WHAT TO DO: Go through the entries below and give the number of lines that have the string "this", and only that.

(Excerpts from an interface dataset)

★ ★ ★ ★

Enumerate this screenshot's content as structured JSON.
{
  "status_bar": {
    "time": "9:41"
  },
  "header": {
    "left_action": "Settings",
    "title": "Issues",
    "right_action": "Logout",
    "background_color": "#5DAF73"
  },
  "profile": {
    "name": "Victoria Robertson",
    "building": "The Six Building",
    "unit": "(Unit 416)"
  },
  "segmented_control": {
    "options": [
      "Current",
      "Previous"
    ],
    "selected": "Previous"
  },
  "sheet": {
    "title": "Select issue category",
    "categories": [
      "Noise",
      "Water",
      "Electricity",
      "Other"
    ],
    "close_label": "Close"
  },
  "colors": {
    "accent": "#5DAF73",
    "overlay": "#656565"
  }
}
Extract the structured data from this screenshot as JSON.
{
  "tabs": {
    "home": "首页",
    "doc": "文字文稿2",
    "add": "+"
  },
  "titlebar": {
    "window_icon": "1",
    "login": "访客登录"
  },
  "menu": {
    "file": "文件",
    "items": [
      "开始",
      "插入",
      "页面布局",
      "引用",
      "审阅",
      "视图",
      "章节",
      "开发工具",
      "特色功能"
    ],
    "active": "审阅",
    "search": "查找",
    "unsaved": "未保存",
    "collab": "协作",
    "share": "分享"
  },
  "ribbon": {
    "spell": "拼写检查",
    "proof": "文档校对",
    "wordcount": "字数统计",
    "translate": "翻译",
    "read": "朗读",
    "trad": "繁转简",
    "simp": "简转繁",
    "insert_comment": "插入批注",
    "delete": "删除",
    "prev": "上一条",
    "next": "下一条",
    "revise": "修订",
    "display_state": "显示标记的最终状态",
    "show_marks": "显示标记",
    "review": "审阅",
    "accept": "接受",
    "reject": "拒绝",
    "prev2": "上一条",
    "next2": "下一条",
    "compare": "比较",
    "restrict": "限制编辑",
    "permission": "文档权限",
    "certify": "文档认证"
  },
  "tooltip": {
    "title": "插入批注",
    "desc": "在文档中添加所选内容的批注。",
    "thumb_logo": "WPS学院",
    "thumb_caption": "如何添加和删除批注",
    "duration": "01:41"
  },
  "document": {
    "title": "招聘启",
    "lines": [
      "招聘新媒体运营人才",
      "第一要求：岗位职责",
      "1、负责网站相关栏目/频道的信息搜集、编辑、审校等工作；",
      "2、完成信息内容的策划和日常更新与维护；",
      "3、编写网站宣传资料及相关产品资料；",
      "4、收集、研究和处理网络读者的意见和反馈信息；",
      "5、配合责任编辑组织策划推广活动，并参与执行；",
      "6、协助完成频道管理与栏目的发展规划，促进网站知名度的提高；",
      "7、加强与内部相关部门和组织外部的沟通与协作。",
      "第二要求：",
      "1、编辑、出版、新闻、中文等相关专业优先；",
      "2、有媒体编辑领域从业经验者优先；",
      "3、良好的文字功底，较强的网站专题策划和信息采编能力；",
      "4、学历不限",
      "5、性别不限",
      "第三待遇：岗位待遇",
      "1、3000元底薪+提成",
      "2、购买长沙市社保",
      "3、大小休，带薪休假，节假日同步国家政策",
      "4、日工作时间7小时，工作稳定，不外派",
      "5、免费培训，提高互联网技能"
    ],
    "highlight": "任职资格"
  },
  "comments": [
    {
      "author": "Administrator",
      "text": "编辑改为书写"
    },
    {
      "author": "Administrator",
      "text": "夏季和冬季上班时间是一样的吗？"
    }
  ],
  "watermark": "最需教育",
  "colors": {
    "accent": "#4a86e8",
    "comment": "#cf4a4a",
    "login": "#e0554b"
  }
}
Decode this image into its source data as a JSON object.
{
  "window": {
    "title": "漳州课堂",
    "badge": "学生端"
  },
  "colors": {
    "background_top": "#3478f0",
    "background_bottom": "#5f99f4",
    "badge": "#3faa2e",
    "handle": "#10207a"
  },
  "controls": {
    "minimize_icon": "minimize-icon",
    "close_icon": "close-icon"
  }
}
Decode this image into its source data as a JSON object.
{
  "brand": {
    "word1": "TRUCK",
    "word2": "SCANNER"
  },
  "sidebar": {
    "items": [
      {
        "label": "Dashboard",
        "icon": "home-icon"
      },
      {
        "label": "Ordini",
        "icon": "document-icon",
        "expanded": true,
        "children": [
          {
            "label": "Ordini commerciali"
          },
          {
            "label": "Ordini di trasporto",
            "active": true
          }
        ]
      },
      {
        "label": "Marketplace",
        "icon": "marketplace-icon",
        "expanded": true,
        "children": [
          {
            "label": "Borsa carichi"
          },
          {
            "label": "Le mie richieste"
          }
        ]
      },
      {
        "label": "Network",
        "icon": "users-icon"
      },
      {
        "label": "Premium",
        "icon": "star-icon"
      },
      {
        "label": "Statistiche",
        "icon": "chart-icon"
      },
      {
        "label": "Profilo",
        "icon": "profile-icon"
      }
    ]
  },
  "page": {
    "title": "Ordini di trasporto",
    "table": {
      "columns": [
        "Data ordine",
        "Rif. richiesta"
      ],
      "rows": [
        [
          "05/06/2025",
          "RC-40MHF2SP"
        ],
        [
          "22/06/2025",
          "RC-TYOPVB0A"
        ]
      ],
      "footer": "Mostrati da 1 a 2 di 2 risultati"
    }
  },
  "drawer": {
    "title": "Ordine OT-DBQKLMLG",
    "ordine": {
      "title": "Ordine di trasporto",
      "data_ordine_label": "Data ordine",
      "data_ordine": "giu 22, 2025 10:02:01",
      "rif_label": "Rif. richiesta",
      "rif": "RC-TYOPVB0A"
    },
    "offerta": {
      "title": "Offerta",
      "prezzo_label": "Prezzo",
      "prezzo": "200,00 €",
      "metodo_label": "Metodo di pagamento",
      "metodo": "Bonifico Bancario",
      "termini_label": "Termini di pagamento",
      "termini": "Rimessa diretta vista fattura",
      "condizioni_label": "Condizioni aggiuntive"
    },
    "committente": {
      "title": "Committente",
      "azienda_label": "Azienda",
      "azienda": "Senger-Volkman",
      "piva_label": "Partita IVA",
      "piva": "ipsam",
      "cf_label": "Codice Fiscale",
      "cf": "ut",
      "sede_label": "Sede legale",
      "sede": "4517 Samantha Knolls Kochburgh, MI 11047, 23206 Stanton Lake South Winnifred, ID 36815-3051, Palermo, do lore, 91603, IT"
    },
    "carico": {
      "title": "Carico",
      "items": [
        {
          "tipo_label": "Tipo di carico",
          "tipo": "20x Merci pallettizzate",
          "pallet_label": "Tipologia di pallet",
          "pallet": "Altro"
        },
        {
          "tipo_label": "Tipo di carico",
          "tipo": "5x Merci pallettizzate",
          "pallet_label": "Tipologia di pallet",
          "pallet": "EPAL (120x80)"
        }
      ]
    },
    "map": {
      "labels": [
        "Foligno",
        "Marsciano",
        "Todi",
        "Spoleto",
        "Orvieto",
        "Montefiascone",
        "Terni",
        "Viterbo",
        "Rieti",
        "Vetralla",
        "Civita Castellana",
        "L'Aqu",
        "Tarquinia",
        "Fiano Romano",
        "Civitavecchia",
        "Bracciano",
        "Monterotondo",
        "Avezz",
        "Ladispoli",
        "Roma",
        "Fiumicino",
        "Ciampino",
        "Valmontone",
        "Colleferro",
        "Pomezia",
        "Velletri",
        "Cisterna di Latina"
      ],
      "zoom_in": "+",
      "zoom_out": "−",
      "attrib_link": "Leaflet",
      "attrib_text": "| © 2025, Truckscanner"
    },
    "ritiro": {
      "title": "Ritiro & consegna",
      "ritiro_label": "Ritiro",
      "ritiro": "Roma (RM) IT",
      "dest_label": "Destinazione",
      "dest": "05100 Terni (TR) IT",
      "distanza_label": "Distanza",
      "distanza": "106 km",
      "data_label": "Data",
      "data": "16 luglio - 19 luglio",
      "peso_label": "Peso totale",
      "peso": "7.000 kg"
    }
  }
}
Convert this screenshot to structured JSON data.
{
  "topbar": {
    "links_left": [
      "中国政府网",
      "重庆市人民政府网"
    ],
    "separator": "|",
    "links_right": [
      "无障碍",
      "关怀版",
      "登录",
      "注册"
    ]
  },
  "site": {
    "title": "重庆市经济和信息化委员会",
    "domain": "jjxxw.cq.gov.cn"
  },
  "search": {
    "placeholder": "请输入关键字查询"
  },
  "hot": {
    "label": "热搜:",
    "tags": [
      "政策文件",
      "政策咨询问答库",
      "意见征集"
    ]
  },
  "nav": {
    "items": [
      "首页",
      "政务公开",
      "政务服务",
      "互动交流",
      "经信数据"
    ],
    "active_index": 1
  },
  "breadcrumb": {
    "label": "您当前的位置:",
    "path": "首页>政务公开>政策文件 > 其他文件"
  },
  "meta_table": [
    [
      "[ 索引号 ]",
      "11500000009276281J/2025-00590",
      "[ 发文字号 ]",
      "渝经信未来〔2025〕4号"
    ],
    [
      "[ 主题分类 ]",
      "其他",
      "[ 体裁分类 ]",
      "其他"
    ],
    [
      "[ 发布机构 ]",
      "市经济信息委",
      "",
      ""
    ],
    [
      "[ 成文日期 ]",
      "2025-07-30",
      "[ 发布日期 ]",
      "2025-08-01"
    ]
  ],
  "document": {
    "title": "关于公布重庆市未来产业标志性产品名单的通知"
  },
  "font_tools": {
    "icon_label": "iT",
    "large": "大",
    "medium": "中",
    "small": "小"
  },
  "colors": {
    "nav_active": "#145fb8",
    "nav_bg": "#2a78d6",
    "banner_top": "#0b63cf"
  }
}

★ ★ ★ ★

YOUR SOLUTION: 5